Winton man Daniel Cockery heads home after a night stranded in a snow-buried vehicle. Photo / Otago Daily Times
Winton man Daniel Cockery heads home after a night stranded in a snow-buried vehicle. Photo / Otago Daily Times

Daniel Cockery said the trek would not be easily forgotten.

"We were very relieved to get out. What we've come across is one of those wrong place, wrong times."

He said they had enough supplies to keep them going, and had simply become "caught up by the weather".

Seeing the rescuers when they arrived was a relief.

"They've done a great job."

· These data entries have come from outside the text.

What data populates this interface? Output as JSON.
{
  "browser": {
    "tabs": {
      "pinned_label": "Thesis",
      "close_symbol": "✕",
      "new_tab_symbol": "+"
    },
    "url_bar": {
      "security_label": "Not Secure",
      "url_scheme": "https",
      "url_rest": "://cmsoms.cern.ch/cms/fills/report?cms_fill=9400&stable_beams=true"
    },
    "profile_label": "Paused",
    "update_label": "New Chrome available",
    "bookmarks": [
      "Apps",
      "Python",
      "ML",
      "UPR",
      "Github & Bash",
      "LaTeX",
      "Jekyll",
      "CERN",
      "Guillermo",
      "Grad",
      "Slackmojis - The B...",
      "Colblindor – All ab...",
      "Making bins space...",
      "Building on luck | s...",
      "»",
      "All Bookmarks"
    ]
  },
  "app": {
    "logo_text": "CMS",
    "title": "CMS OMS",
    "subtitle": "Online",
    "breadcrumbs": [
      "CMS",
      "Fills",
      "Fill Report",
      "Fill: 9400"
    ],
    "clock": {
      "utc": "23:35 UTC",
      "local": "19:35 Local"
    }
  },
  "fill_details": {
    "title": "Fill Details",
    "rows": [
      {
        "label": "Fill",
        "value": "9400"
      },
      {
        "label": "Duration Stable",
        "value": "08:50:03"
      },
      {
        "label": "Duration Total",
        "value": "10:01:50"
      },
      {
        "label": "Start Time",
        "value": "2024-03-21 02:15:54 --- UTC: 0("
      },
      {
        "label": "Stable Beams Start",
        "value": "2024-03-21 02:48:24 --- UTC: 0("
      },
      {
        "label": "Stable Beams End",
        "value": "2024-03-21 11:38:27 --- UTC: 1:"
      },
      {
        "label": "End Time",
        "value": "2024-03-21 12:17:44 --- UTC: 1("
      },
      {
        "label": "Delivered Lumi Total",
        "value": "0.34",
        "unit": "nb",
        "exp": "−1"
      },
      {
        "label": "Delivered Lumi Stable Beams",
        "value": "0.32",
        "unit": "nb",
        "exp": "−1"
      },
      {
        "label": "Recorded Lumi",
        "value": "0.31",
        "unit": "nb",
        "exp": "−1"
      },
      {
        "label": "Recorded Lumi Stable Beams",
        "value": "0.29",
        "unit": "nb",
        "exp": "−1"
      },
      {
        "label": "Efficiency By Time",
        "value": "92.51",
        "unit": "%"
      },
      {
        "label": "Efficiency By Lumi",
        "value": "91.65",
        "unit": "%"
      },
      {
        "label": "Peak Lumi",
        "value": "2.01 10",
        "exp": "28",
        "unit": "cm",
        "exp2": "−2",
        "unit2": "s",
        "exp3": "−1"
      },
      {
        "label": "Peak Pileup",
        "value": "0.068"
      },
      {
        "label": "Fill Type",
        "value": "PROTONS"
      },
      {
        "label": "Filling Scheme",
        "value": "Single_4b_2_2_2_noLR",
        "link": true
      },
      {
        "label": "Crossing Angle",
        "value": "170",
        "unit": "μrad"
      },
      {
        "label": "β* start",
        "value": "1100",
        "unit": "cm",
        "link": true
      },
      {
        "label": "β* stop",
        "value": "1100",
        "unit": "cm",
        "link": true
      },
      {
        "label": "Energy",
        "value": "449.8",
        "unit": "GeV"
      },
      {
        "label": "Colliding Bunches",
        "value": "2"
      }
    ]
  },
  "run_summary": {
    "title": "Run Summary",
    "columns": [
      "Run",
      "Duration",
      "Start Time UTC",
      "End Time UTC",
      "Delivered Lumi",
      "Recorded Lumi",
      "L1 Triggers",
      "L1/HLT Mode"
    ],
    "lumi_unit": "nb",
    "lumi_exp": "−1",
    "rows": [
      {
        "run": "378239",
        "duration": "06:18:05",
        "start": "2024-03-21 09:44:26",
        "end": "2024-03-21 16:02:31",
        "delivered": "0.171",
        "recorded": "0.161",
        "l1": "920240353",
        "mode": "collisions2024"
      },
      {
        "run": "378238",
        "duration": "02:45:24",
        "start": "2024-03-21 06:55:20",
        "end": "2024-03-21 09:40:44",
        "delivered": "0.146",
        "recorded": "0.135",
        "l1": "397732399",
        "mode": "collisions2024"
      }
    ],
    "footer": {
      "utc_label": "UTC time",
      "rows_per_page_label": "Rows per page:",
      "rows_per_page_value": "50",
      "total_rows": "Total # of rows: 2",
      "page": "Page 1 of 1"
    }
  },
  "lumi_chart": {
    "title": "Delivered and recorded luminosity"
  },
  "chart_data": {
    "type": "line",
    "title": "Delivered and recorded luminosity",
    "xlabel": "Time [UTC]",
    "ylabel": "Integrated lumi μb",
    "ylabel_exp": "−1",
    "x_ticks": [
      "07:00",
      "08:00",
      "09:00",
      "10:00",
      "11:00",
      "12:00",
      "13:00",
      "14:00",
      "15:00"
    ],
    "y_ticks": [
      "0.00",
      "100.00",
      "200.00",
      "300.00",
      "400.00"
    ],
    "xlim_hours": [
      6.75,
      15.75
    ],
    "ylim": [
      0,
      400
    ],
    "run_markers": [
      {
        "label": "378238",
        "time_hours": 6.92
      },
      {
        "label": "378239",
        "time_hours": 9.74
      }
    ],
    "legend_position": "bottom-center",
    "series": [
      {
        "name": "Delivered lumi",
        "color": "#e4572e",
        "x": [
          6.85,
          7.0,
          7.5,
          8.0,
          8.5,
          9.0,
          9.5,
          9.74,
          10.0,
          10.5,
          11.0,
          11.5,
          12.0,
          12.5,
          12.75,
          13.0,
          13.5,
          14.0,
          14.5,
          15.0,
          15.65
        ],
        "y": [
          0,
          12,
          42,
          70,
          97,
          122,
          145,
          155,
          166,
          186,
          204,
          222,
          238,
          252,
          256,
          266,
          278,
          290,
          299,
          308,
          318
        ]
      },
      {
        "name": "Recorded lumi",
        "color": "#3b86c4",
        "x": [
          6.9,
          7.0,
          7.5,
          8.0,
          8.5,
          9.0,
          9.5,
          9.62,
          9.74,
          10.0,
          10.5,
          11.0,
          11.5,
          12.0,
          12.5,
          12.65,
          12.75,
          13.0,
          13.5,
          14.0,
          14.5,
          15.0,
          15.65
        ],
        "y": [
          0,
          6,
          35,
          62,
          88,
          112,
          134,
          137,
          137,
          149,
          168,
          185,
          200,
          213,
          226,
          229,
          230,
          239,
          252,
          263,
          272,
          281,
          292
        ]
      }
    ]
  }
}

Otago Lakes-Central area commander Inspector Olaf Jensen said the group, which included two children, were all safe. Asked about their decision to proceed given the forecasts, he said people heading out on drive treks should make sure they were prepared for bad weather.

The main thing to focus on was the rescue, and other matters would be discussed during a later debriefing, he said.

38 people arrive at the Roxburgh Rugby Club after being rescued from near Roxburgh after their cars were stuck in snow as heavy snow fell across the central Otago. Photo / Matiu Workman
38 people arrive at the Roxburgh Rugby Club after being rescued from near Roxburgh after their cars were stuck in snow as heavy snow fell across the central Otago. Photo / Matiu Workman

The group had been conserving food and they were given advice about saving fuel. Mr Jensen said they were reasonably well prepared.

Gemma Dodd endured the icy ordeal with her children Matthew, 10, and Narzyna, 8.

Speaking just before the rescue, she said: "We've got a few blankets but it will be good to get out of here."

She said several of the 4WDs, which were spread out over an area of 100m about 1370m above sea level, were also buried in snow.

The snow came in thick and fast, and even the group's strongest vehicles could not push through.

Ms Dodd's four-wheel-drive lost battery power and it was very cold, although she was able to connect hers to another vehicle to keep warm.

The group was not equipped for an overnight stay and supplies were limited, she said.

It was 5.6C yesterday afternoon in Roxburgh, but MetService meteorologist Ciaran Doolin said it was likely to be closer to freezing higher up where the stranded group were.

Central Otago 4WD Club vice-president Allan Kennedy said he wouldn't have gone up there with conditions as bad as they were.

"I don't think it was a wise decision but I don't know what their circumstances were. It can change pretty quickly up there, it's a place you've got to be careful in."

He said the outcome might not have been so positive if the group had been forced to spend another night in the cold.

Police issued a warning late yesterday advising motorists to take extra care on the roads in light of heavy snow and wintry conditions in the lower South Island.

Chains were considered essential on some routes which were snowing heavily, and several vehicles had to be pulled free after getting stuck on State Highway 85.

Car heaters keep trapped group warm and dry

Chris Coory. Photo / Otago Daily Times
Chris Coory. Photo / Otago Daily Times

One of the rescuers, Chris Coory from Dunedin Land Search and Rescue, says it was cold and windy where the vehicles were stuck in about 1.5m of deep snow.

He said the trekkers were dry, as they'd kept the vehicles running.

"Everyone was warm enough. They had enough fuel in the vehicles. They kept the heaters going overnight, which was important. Kept them warm, and dry."

Mr Coory said they were met with gratitude when they arrived. "I was expecting some of them to be annoyed about leaving their vehicles there, but they were pretty good. Because the vehicles are going to be there for the winter. That's for sure."

He suspects the four-wheel-drives will be written off. "You can go up there in springtime and see what they're like. They might be all right."

The rescuer wasn't surprised at the change in the weather.

"You often get weather like that up on this hill. It can be pretty bad ... when they went through I don't think they were expecting the weather to be as bad as it was. They thought they'd get right through."

Mr Coory said others who want to head off in four-wheel-drives in this type of weather should do their research.

"Sub-alpine areas like this, the snow can come in pretty fast. And if it starts to turn then you turn around and get out. Simple really."

- Additional reporting: Newstalk ZB, ODT